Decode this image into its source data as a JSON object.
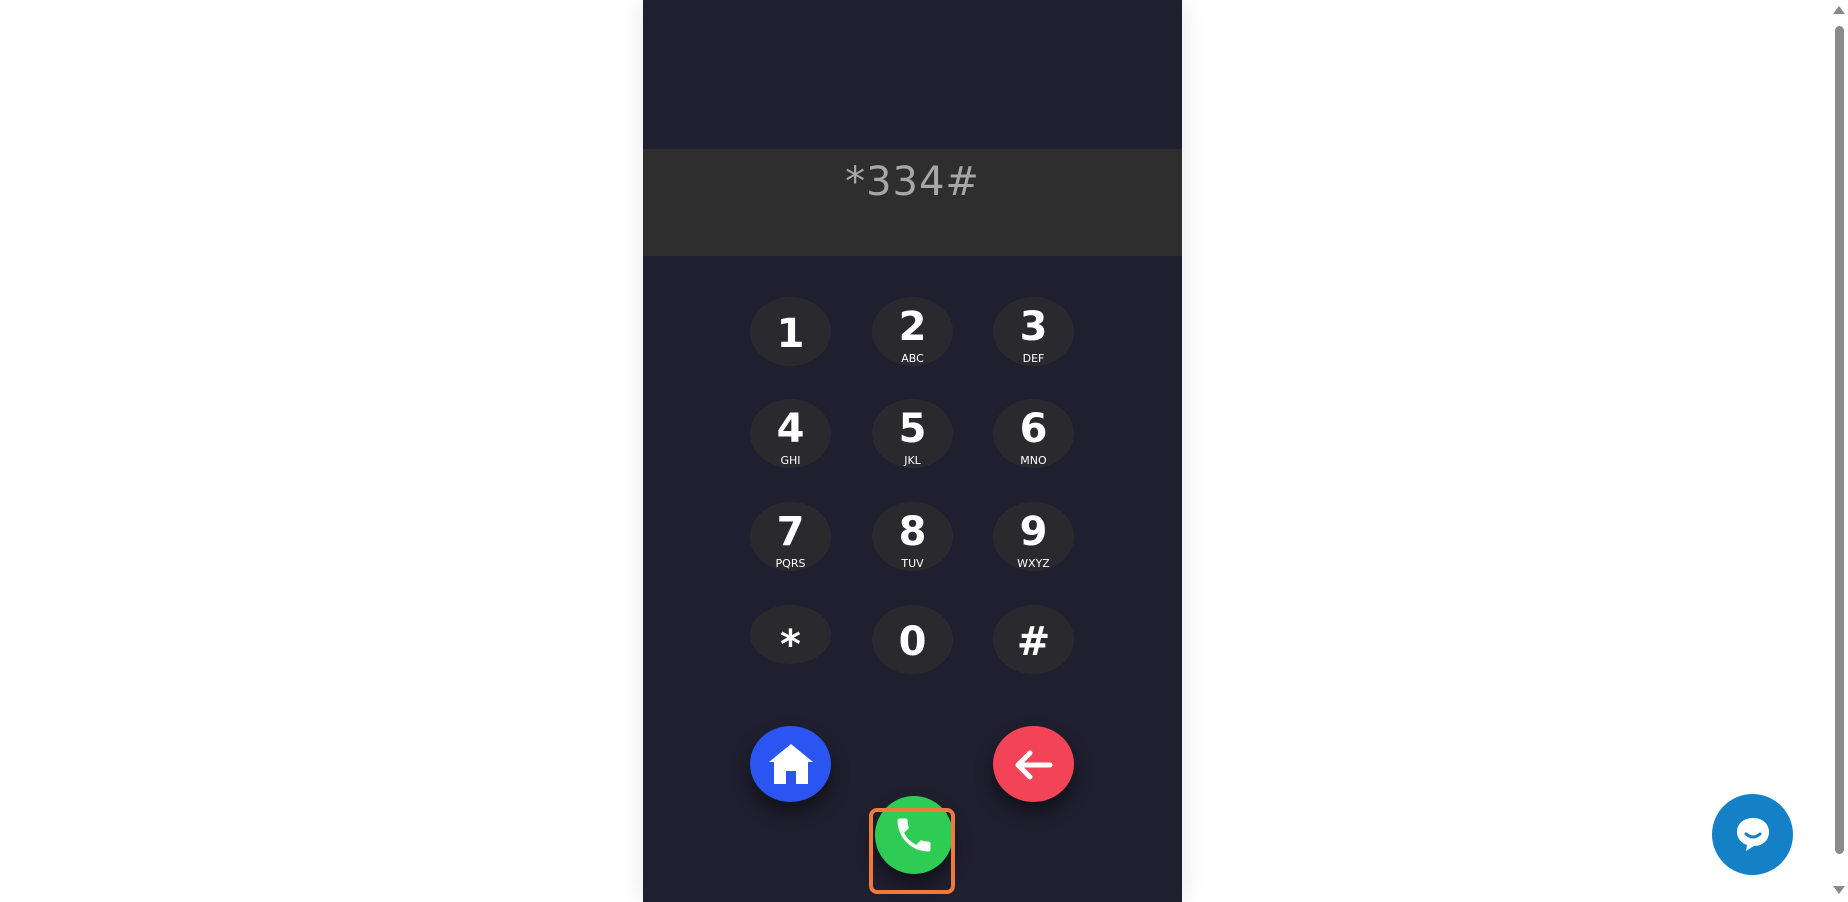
{
  "display": {
    "value": "*334#"
  },
  "keypad": [
    {
      "digit": "1",
      "letters": ""
    },
    {
      "digit": "2",
      "letters": "ABC"
    },
    {
      "digit": "3",
      "letters": "DEF"
    },
    {
      "digit": "4",
      "letters": "GHI"
    },
    {
      "digit": "5",
      "letters": "JKL"
    },
    {
      "digit": "6",
      "letters": "MNO"
    },
    {
      "digit": "7",
      "letters": "PQRS"
    },
    {
      "digit": "8",
      "letters": "TUV"
    },
    {
      "digit": "9",
      "letters": "WXYZ"
    },
    {
      "digit": "*",
      "letters": ""
    },
    {
      "digit": "0",
      "letters": ""
    },
    {
      "digit": "#",
      "letters": ""
    }
  ],
  "actions": {
    "home_icon": "home-icon",
    "back_icon": "arrow-left-icon",
    "call_icon": "phone-icon"
  },
  "colors": {
    "phone_bg": "#1f1f2f",
    "display_bg": "#2e2e2e",
    "key_bg": "#2a2a2e",
    "home": "#2b55f0",
    "back": "#f24456",
    "call": "#2ecc55",
    "highlight": "#f07a3e",
    "chat": "#1480c6"
  },
  "chat": {
    "icon": "chat-bubble-icon"
  }
}
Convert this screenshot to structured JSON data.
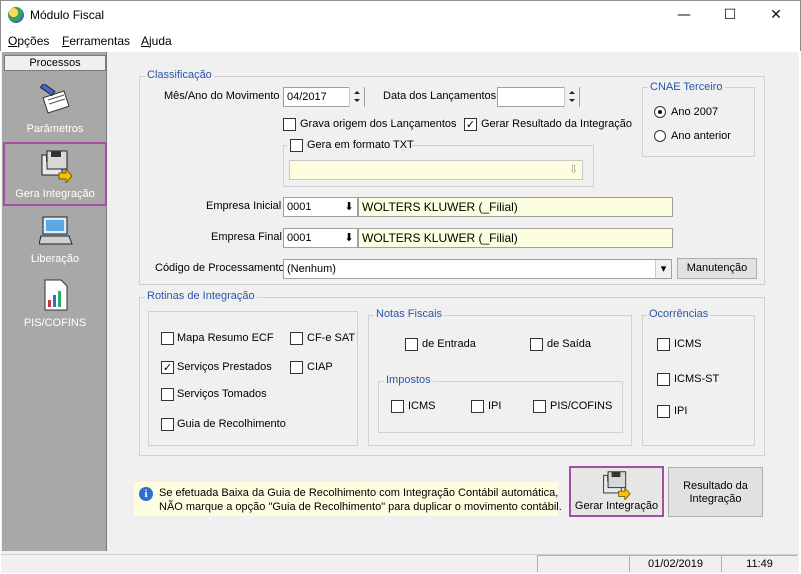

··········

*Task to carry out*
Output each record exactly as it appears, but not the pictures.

*Task output*
Decode this image into its source data as a JSON object.
{
  "display": {
    "value": "*334#"
  },
  "keypad": [
    {
      "digit": "1",
      "letters": ""
    },
    {
      "digit": "2",
      "letters": "ABC"
    },
    {
      "digit": "3",
      "letters": "DEF"
    },
    {
      "digit": "4",
      "letters": "GHI"
    },
    {
      "digit": "5",
      "letters": "JKL"
    },
    {
      "digit": "6",
      "letters": "MNO"
    },
    {
      "digit": "7",
      "letters": "PQRS"
    },
    {
      "digit": "8",
      "letters": "TUV"
    },
    {
      "digit": "9",
      "letters": "WXYZ"
    },
    {
      "digit": "*",
      "letters": ""
    },
    {
      "digit": "0",
      "letters": ""
    },
    {
      "digit": "#",
      "letters": ""
    }
  ],
  "actions": {
    "home_icon": "home-icon",
    "back_icon": "arrow-left-icon",
    "call_icon": "phone-icon"
  },
  "colors": {
    "phone_bg": "#1f1f2f",
    "display_bg": "#2e2e2e",
    "key_bg": "#2a2a2e",
    "home": "#2b55f0",
    "back": "#f24456",
    "call": "#2ecc55",
    "highlight": "#f07a3e",
    "chat": "#1480c6"
  },
  "chat": {
    "icon": "chat-bubble-icon"
  }
}
Convert this screenshot to structured JSON data.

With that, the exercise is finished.